The day before the Melbourne Cup?

The  Federal Attorney General presented the Surveillance Devices Act Report the day before the Melbourne Cup, detailing reported surveillance costs and figures for the last year, and this analysis highlights some unusual upward trends. 
In NT - the number of devices used 2010-2011 has rocketed to about 6.5 times that of the year before, and perhaps this may have been what the NT Police Minister had in mind when John McRoberts was appointed the Commissioner for NT Police, with his background in surveillance.  As NT media are a bit isolated from the trends of the Australian mainstream, it is hard to tell if the hike is an indication that the surveillance was long overdue, or if the surveillance is simply to establish if there is actually crime up there in the Territory to detect.
However, one interesting facet of the reported information from police is the cost per unit of an intercept (and use), which in WA, Victoria and NT is over four times that of NSW. Outsourcing, anyone?  Also, in NSW, reported warrant figures are dropping, as are applications.

Total intercept related arrests were 2441 for 3155 prosecutions and that resulted in 2022 convictions.  1531 were supposed to be for serious drug offences, and then 1046 resulted in convictions for serious drug offences and  so, about a third(485 according to the Surveillance Devices Act Report) of those intercept-related drug prosecutions failed.

Of the 91 arrests that stemmed from retreived stored email and phone communications about a third resulted in convictions.
There seems to be some problems in the annual report with the continuity of the figures relating to the total of failed convictions compared to prosecutions.

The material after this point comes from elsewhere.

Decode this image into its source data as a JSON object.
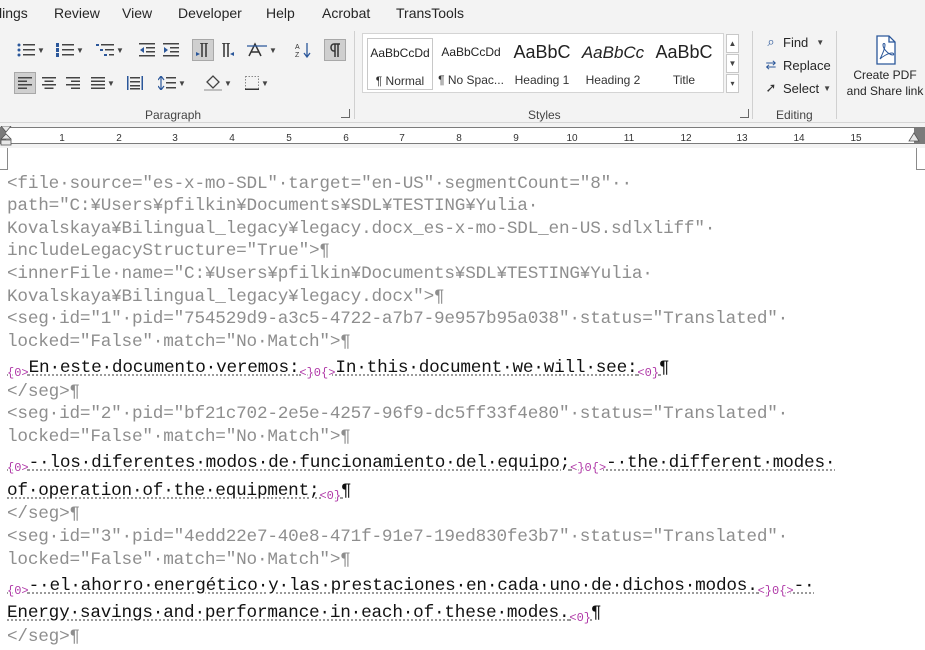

The Federal AG reported as a 22% increase in prosecutions.  The over-all drug prosecution to drug conviction rate, seems to suffer an attrition of about 30%.

The AG also reported that most warrants last for two months, no warrant applications by police were refused, and total warrant use has doubled, and, in some states - like WA and NT, the frequency or use of surveillance is disproportionate, as is the expense.